EXERCISE REQUIREMENTS: Among the entries below, how many lines contain the string "content"? Only the number is wanted.

RECORD EXCERPTS:
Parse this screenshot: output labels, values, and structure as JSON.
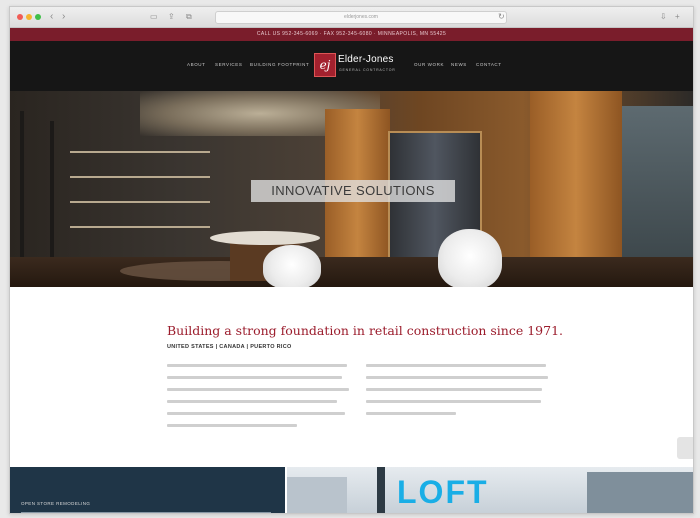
{
  "browser": {
    "address": "elderjones.com"
  },
  "topbar": {
    "text": "CALL US 952-345-6069 · FAX 952-345-6080 · MINNEAPOLIS, MN 55425"
  },
  "header": {
    "menu_left": [
      "ABOUT",
      "SERVICES",
      "BUILDING FOOTPRINT"
    ],
    "menu_right": [
      "OUR WORK",
      "NEWS",
      "CONTACT"
    ],
    "logo_mark": "ej",
    "logo_name": "Elder-Jones",
    "logo_sub": "GENERAL CONTRACTOR"
  },
  "hero": {
    "title": "INNOVATIVE SOLUTIONS"
  },
  "content": {
    "headline": "Building a strong foundation in retail construction since 1971.",
    "subline": "UNITED STATES | CANADA | PUERTO RICO"
  },
  "bottom": {
    "left_title": "OPEN STORE REMODELING",
    "sign_text": "LOFT"
  },
  "colors": {
    "brand": "#9b1c2c",
    "topbar": "#7a1d2b",
    "header": "#161616",
    "navy": "#1f3547"
  }
}
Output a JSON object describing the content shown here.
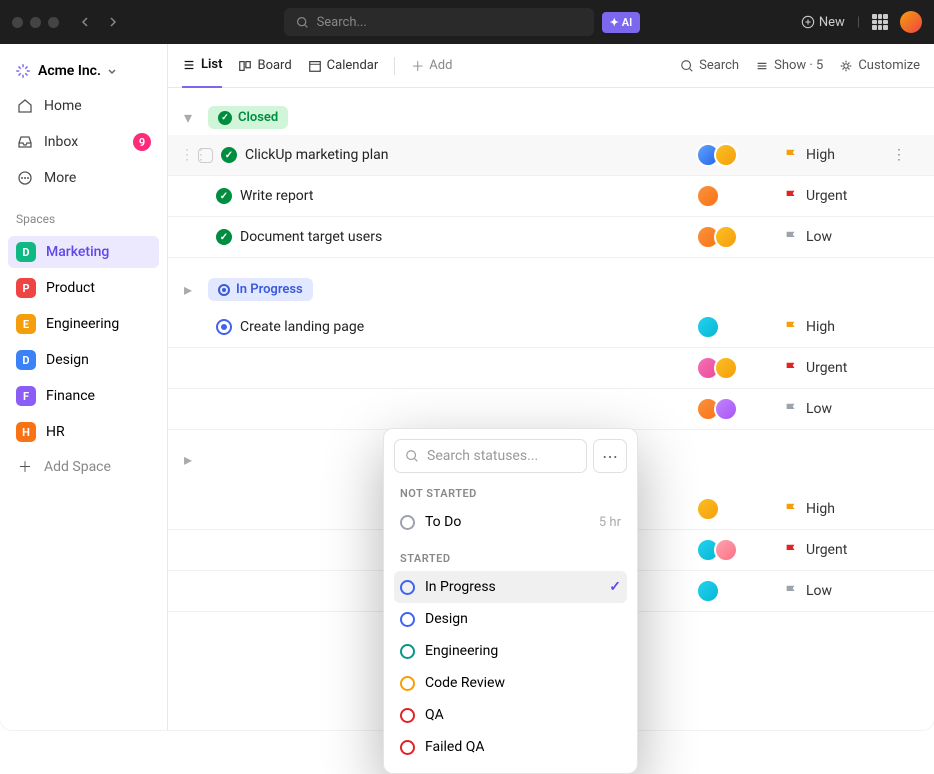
{
  "titlebar": {
    "search_placeholder": "Search...",
    "ai_label": "AI",
    "new_label": "New"
  },
  "workspace": {
    "name": "Acme Inc."
  },
  "nav": {
    "home": "Home",
    "inbox": "Inbox",
    "inbox_count": "9",
    "more": "More"
  },
  "spaces": {
    "label": "Spaces",
    "items": [
      {
        "initial": "D",
        "label": "Marketing",
        "color": "#10b981"
      },
      {
        "initial": "P",
        "label": "Product",
        "color": "#ef4444"
      },
      {
        "initial": "E",
        "label": "Engineering",
        "color": "#f59e0b"
      },
      {
        "initial": "D",
        "label": "Design",
        "color": "#3b82f6"
      },
      {
        "initial": "F",
        "label": "Finance",
        "color": "#8b5cf6"
      },
      {
        "initial": "H",
        "label": "HR",
        "color": "#f97316"
      }
    ],
    "add_label": "Add Space"
  },
  "views": {
    "list": "List",
    "board": "Board",
    "calendar": "Calendar",
    "add": "Add"
  },
  "toolbar": {
    "search": "Search",
    "show": "Show · 5",
    "customize": "Customize"
  },
  "groups": {
    "closed": "Closed",
    "in_progress": "In Progress"
  },
  "tasks": {
    "t1": "ClickUp marketing plan",
    "t2": "Write report",
    "t3": "Document target users",
    "t4": "Create landing page"
  },
  "priority": {
    "high": "High",
    "urgent": "Urgent",
    "low": "Low"
  },
  "popover": {
    "search_placeholder": "Search statuses...",
    "section_not_started": "NOT STARTED",
    "section_started": "STARTED",
    "todo": "To Do",
    "todo_time": "5 hr",
    "in_progress": "In Progress",
    "design": "Design",
    "engineering": "Engineering",
    "code_review": "Code Review",
    "qa": "QA",
    "failed_qa": "Failed QA"
  },
  "avatars": {
    "a1": "linear-gradient(135deg,#60a5fa,#2563eb)",
    "a2": "linear-gradient(135deg,#fbbf24,#f59e0b)",
    "a3": "linear-gradient(135deg,#fb923c,#f97316)",
    "a4": "linear-gradient(135deg,#c084fc,#a855f7)",
    "a5": "linear-gradient(135deg,#f472b6,#ec4899)",
    "a6": "linear-gradient(135deg,#34d399,#10b981)",
    "a7": "linear-gradient(135deg,#22d3ee,#06b6d4)"
  }
}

EXPECTED ANSWER: 2